| Exercise prompt |
Your answer should hold all lines of the entries that include the word "option".

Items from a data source

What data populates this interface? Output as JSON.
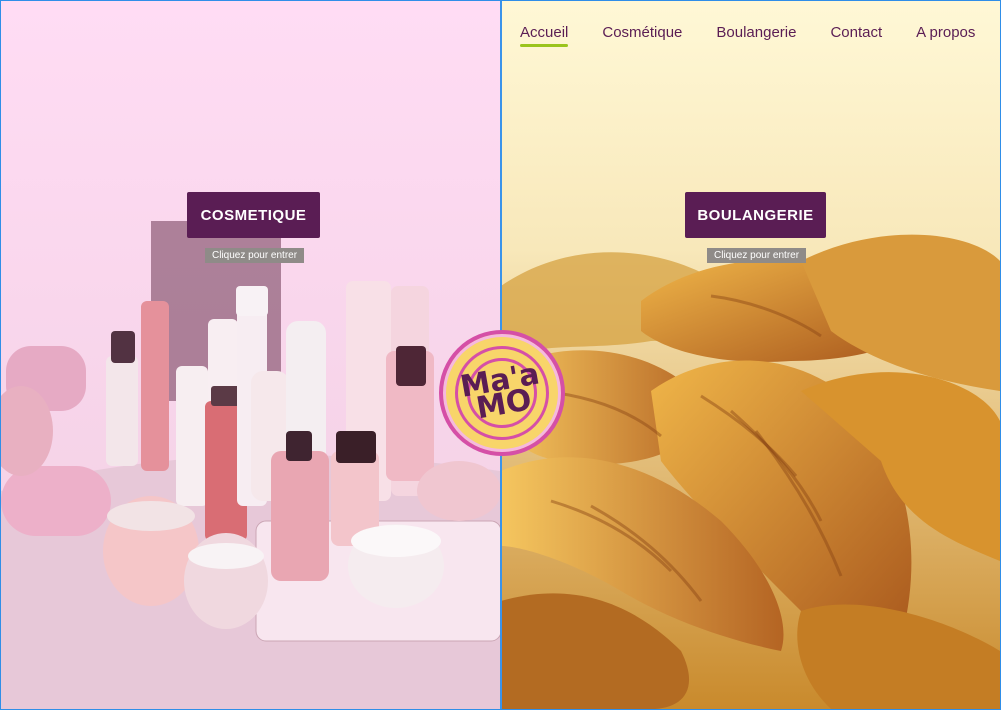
{
  "brand": {
    "logo_text": "Ma'a MO",
    "colors": {
      "primary": "#5a1d54",
      "accent": "#9bc41d",
      "pink": "#d54fa7",
      "yellow": "#f8d56a"
    }
  },
  "nav": {
    "items": [
      {
        "label": "Accueil",
        "active": true
      },
      {
        "label": "Cosmétique",
        "active": false
      },
      {
        "label": "Boulangerie",
        "active": false
      },
      {
        "label": "Contact",
        "active": false
      },
      {
        "label": "A propos",
        "active": false
      }
    ]
  },
  "left": {
    "button_label": "COSMETIQUE",
    "hint_label": "Cliquez pour entrer"
  },
  "right": {
    "button_label": "BOULANGERIE",
    "hint_label": "Cliquez pour entrer"
  }
}
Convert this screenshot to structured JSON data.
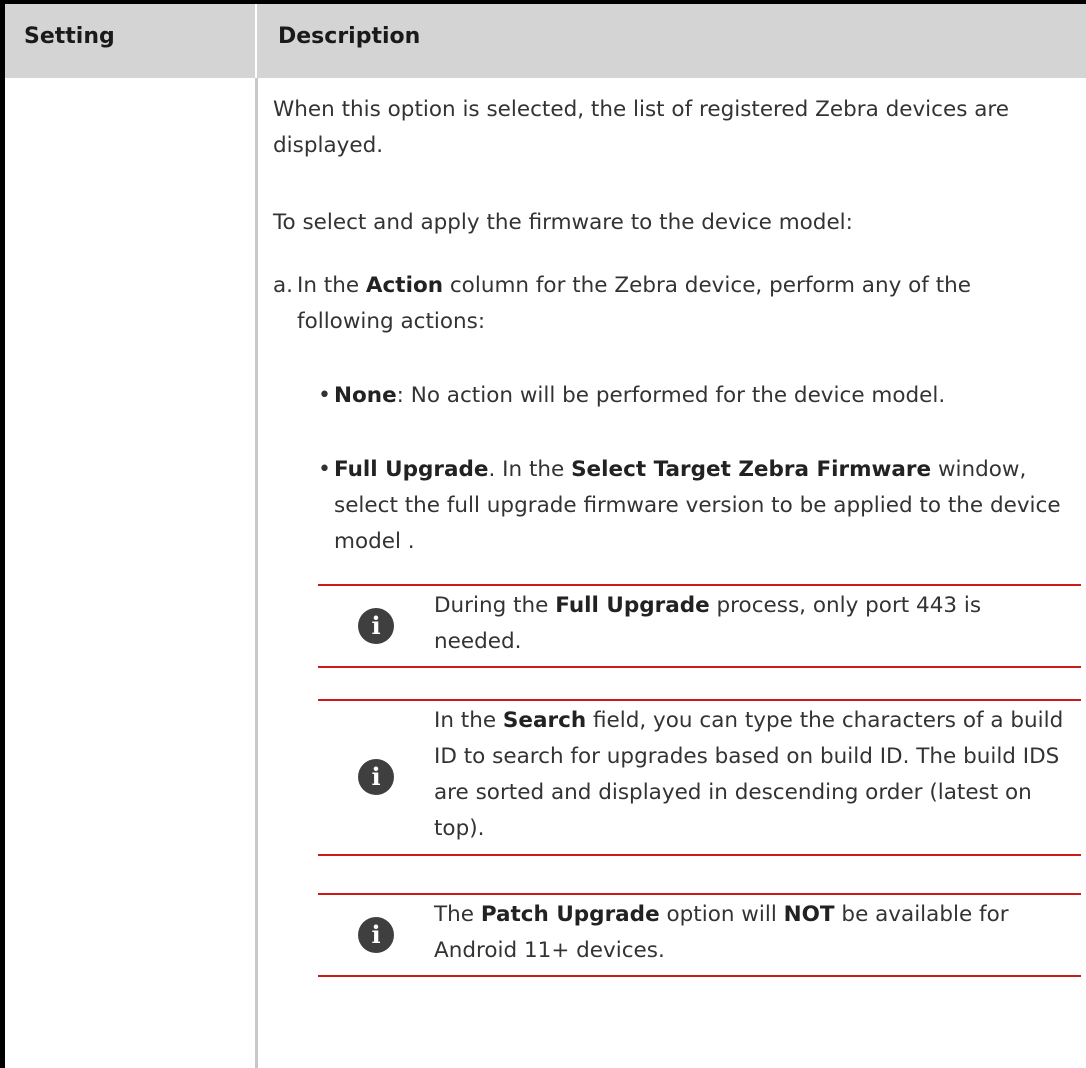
{
  "table": {
    "header": {
      "setting": "Setting",
      "description": "Description"
    }
  },
  "content": {
    "intro": "When this option is selected, the list of registered Zebra devices are displayed.",
    "instruction": "To select and apply the firmware to the device model:",
    "step_a": {
      "letter": "a.",
      "pre": "In the ",
      "bold": "Action",
      "post": " column for the Zebra device, perform any of the following actions:"
    },
    "bullets": [
      {
        "bold": "None",
        "text": ": No action will be performed for the device model."
      },
      {
        "bold": "Full Upgrade",
        "text1": ". In the ",
        "bold2": "Select Target Zebra Firmware",
        "text2": " window, select the full upgrade firmware version to be applied to the device model ."
      }
    ],
    "notes": [
      {
        "pre": "During the ",
        "bold": "Full Upgrade",
        "post": " process, only port 443 is needed."
      },
      {
        "pre": "In the ",
        "bold": "Search",
        "post": " field, you can type the characters of a build ID to search for upgrades based on build ID. The build IDS are sorted and displayed in descending order (latest on top)."
      },
      {
        "pre": "The ",
        "bold": "Patch Upgrade",
        "mid": " option will ",
        "bold2": "NOT",
        "post": " be available for Android 11+ devices."
      }
    ],
    "icon_glyph": "i"
  },
  "colors": {
    "header_bg": "#d4d4d4",
    "note_rule": "#cc1a1a",
    "icon_bg": "#3f3f3f"
  }
}
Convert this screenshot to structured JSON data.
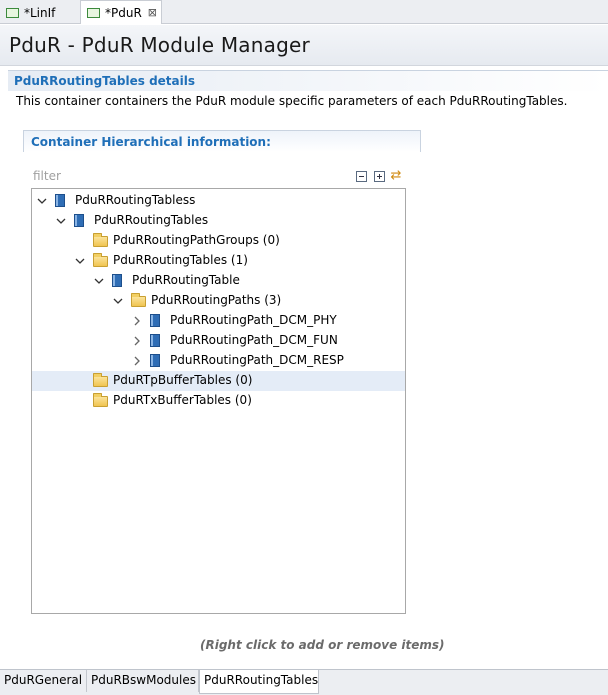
{
  "editor_tabs": [
    {
      "label": "*LinIf",
      "icon": "module-icon"
    },
    {
      "label": "*PduR",
      "icon": "module-icon",
      "close": "⊠"
    }
  ],
  "header": {
    "title": "PduR - PduR Module Manager"
  },
  "details": {
    "title": "PduRRoutingTables details",
    "description": "This container containers the PduR module specific parameters of each PduRRoutingTables."
  },
  "hierarchy": {
    "title": "Container Hierarchical information:",
    "filter_placeholder": "filter",
    "tools": {
      "collapse": "collapse-all",
      "expand": "expand-all",
      "sync": "⇄"
    }
  },
  "tree": [
    {
      "label": "PduRRoutingTabless",
      "icon": "container",
      "twisty": "expanded"
    },
    {
      "label": "PduRRoutingTables",
      "icon": "container",
      "twisty": "expanded"
    },
    {
      "label": "PduRRoutingPathGroups (0)",
      "icon": "folder",
      "twisty": "none"
    },
    {
      "label": "PduRRoutingTables (1)",
      "icon": "folder",
      "twisty": "expanded"
    },
    {
      "label": "PduRRoutingTable",
      "icon": "container",
      "twisty": "expanded"
    },
    {
      "label": "PduRRoutingPaths (3)",
      "icon": "folder",
      "twisty": "expanded"
    },
    {
      "label": "PduRRoutingPath_DCM_PHY",
      "icon": "container",
      "twisty": "collapsed"
    },
    {
      "label": "PduRRoutingPath_DCM_FUN",
      "icon": "container",
      "twisty": "collapsed"
    },
    {
      "label": "PduRRoutingPath_DCM_RESP",
      "icon": "container",
      "twisty": "collapsed"
    },
    {
      "label": "PduRTpBufferTables (0)",
      "icon": "folder",
      "twisty": "none",
      "selected": true
    },
    {
      "label": "PduRTxBufferTables (0)",
      "icon": "folder",
      "twisty": "none"
    }
  ],
  "hint": "(Right click to add or remove items)",
  "page_tabs": [
    {
      "label": "PduRGeneral"
    },
    {
      "label": "PduRBswModules"
    },
    {
      "label": "PduRRoutingTables",
      "active": true
    }
  ],
  "colors": {
    "accent": "#1f6fb8",
    "selection": "#e4ecf7",
    "folder": "#f0c451",
    "container": "#2f6db5"
  }
}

| Written response |
    "intro": "When this option is selected, the list of registered Zebra devices are displayed.",
        "mid": " option will ",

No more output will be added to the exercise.